At Northside Family Dentistry, you'll experience full dental relief with full or partial dentures, whichever is best depending on your specific dental profile. Using the expert techniques of dental experts like Clinton M. Watson, D.D.S., M.B.A., your mouth can be fitted with dentures that improve overall tooth function while also offering a more aesthetically-appealing look to your smile.

If you've lost teeth suddenly and have gotten immediate dentures to shore up the damage, you may realize that some of your dental tissues have shrank and your jawbone has started to lose its usual strength. When this begins to occur, it's most likely a sign that your emergency dentures don't fit like they need to anymore.

During times like these, it's best to either have your dentures relined using the expert techniques employed by Dr. Watson and his on-site dental assistants or to move ahead to longer-lasting and more efficient full dentures.

Regardless of which route you choose, or if you're ready for your first pair of fitted dentures to improve your smile, come into the office today and see for yourself why dentures provide the best option for overcoming your harrowing dental dilemma. If you'd rather know more about all that Northside Family Dentistry has to offer before you come in, feel free to give one of Dr. Watson's dental associates a call at (478) 475-1976 so you can begin the journey towards achieving a smile that keeps on smiling right here in Macon, GA!

By Northside Family Dentistry
March 18, 2014
Category: Dental Procedures

Think you already know all about dentures? Answer the following questions, and see whether your understanding of false teeth is more true than false.

True or False: About one-quarter of the U.S. population has none of their own teeth left by the age of 65.

Answer: True

The technical term for the complete loss of all permanent teeth is edentulism, and it's a big issue, affecting 26% of adults between 65 and 74 years of age. Without treatment, many individuals not only suffer a reduced quality of life, but also risk nutritional problems and systemic health disorders. Dentures are a reliable and affordable way to replace their missing teeth.

True or False: Tooth loss has nothing to do with bone loss.

Answer: False
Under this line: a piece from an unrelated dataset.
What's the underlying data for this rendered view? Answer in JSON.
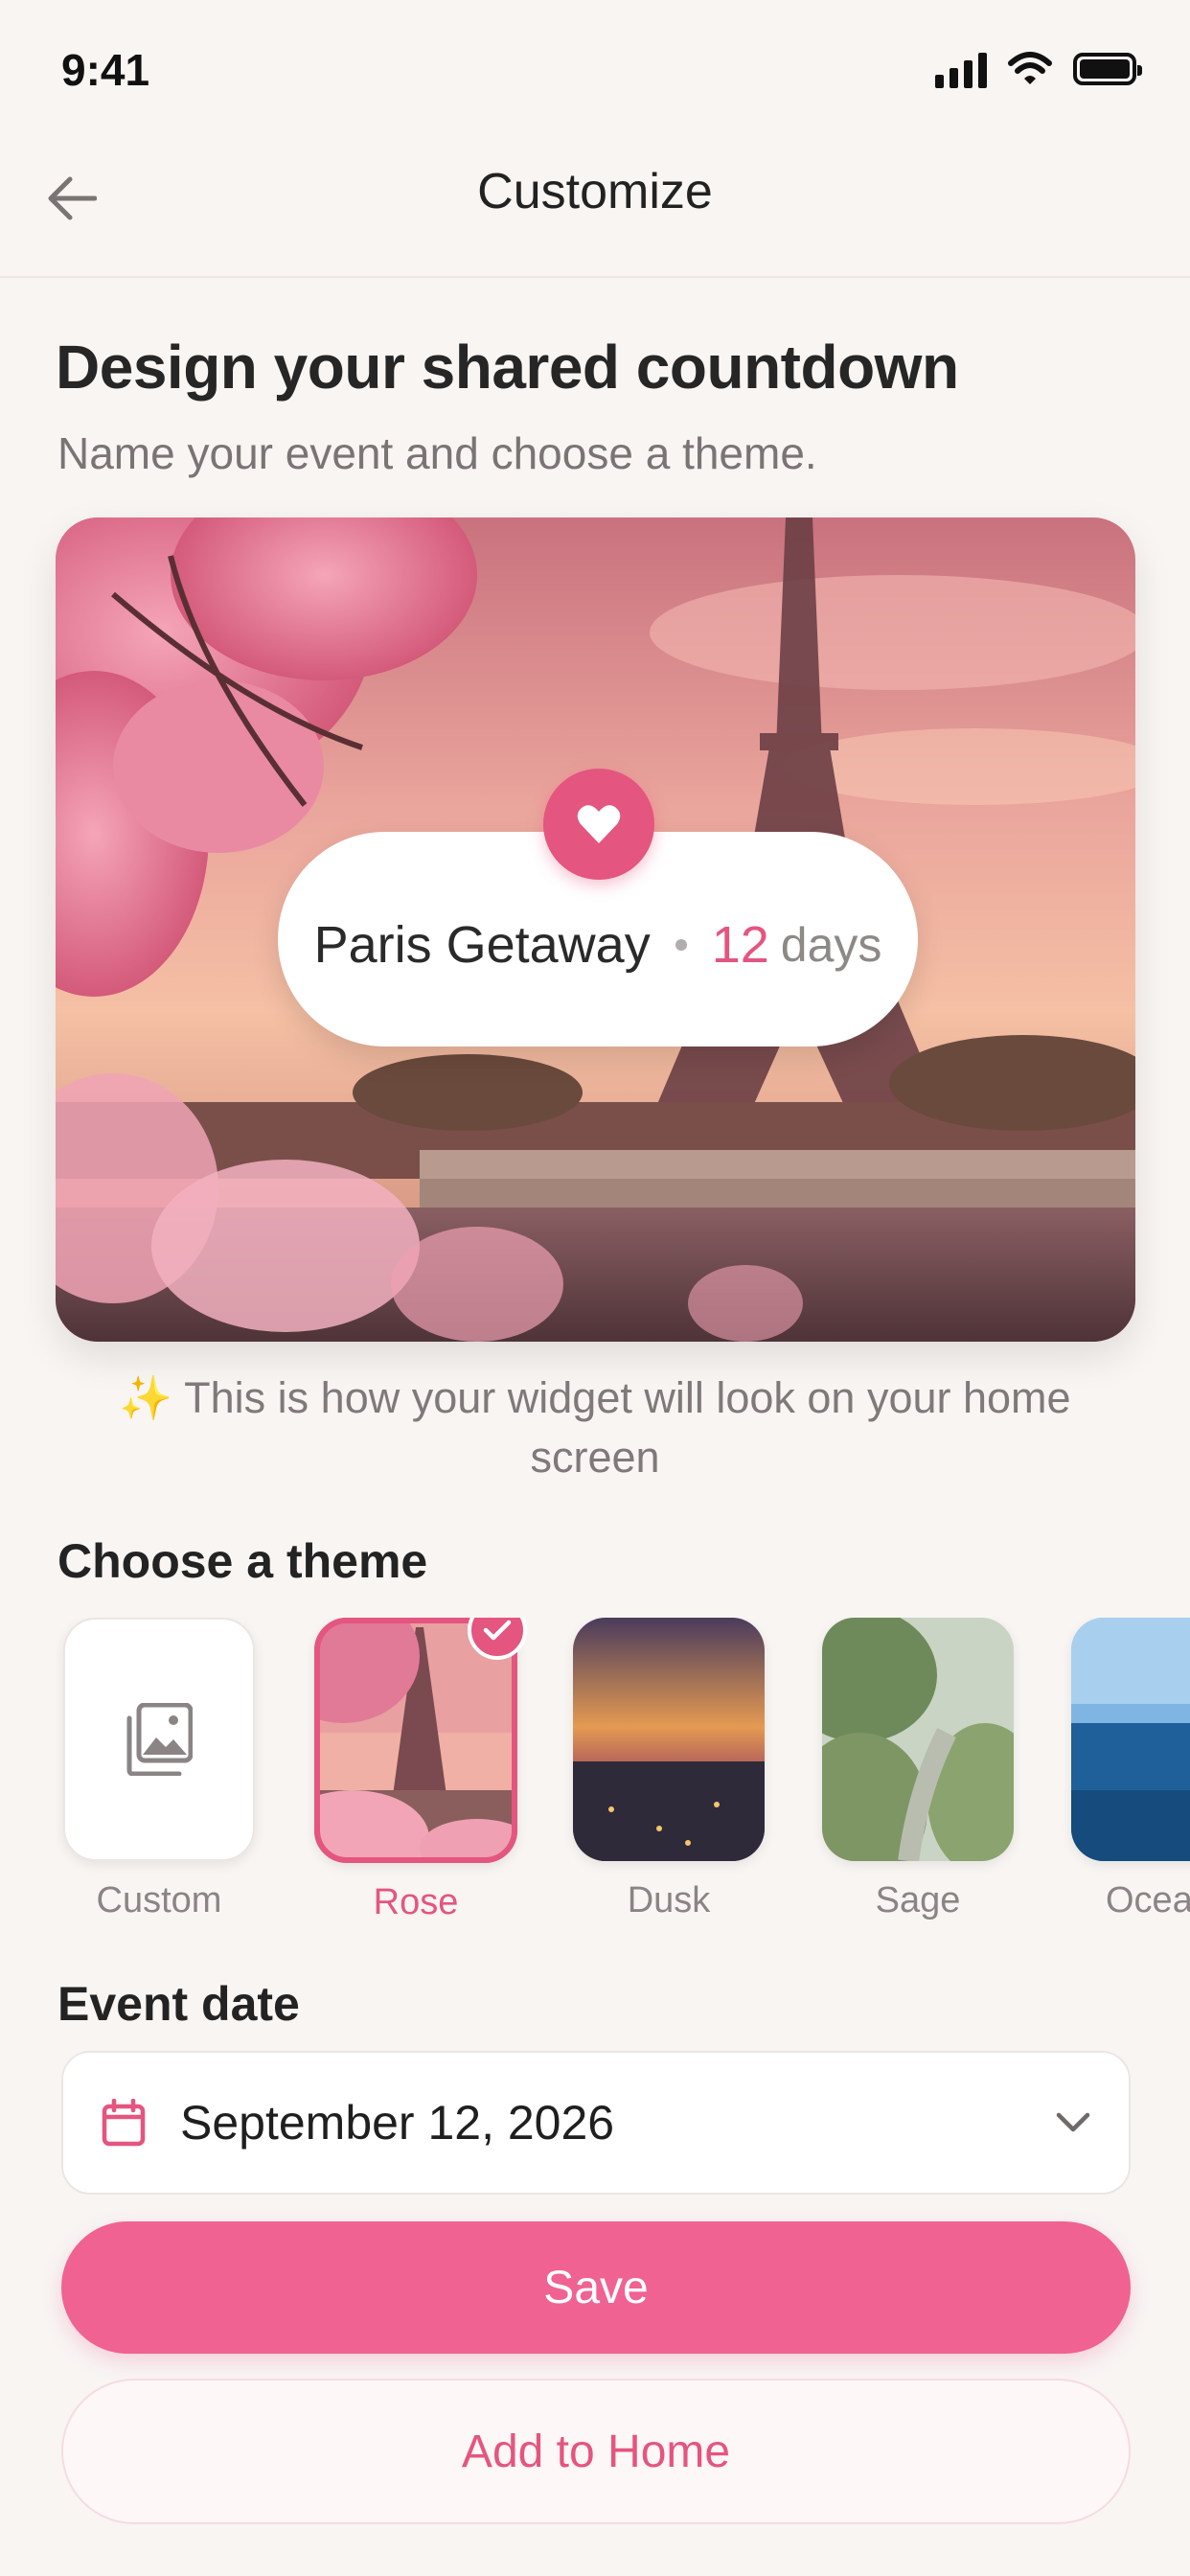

Far from being a fixed, rigid substance, bone is actually growing and changing constantly. In order for it to stay healthy, bone needs constant stimulus. For the alveolar bones of the jaw, this stimulus comes from the teeth; when they are gone, the stimulus goes too, and the bone resorbs or melts away. The missing bone mass can cause changes in facial features, difficulties with eating, speech problems and other undesirable effects.

True or False: Once the teeth are gone, there is little that can be done to mitigate bone loss.

Answer: False

While a certain amount of bone loss is unavoidable, it can be minimized. The techniques of bone grafting may be used to create a “scaffold” on which the body can restore its own bone tissue. Bone loss can also be limited by retaining the roots of teeth that had previous root canal treatment, even when the crowns must be removed. Perhaps the best way to limit long-term bone loss is the use of dental implants, which restores function and prevents excessive resorption from tooth loss. When tooth loss is inevitable, a pre-planned transition to dentures offers the opportunity to retain as much bone as possible, and avoid future problems.

True or False: There are many options available to make wearing dentures a fully functional and comfortable experience.

Answer: True

Fabricating prosthetic teeth is a blend of science and art. Not only must the appearance of the teeth and gums be made to look natural, but the fit has to be exact and the bite must be balanced. After a little practice, most people subconsciously adapt to the slightly different muscular movements required when wearing dentures. For those few who have difficulty, hybrid forms of implant-supported dentures may offer an alternative. In all cases, developing a partnership of trust between a skilled clinician and an informed patient is the best way to ensure that the experience will be a success.

If you would like more information about dentures, please contact us or schedule an appointment for a consultation. You can also learn more about this topic by reading the Dear Doctor magazine article “Removable Full Dentures.”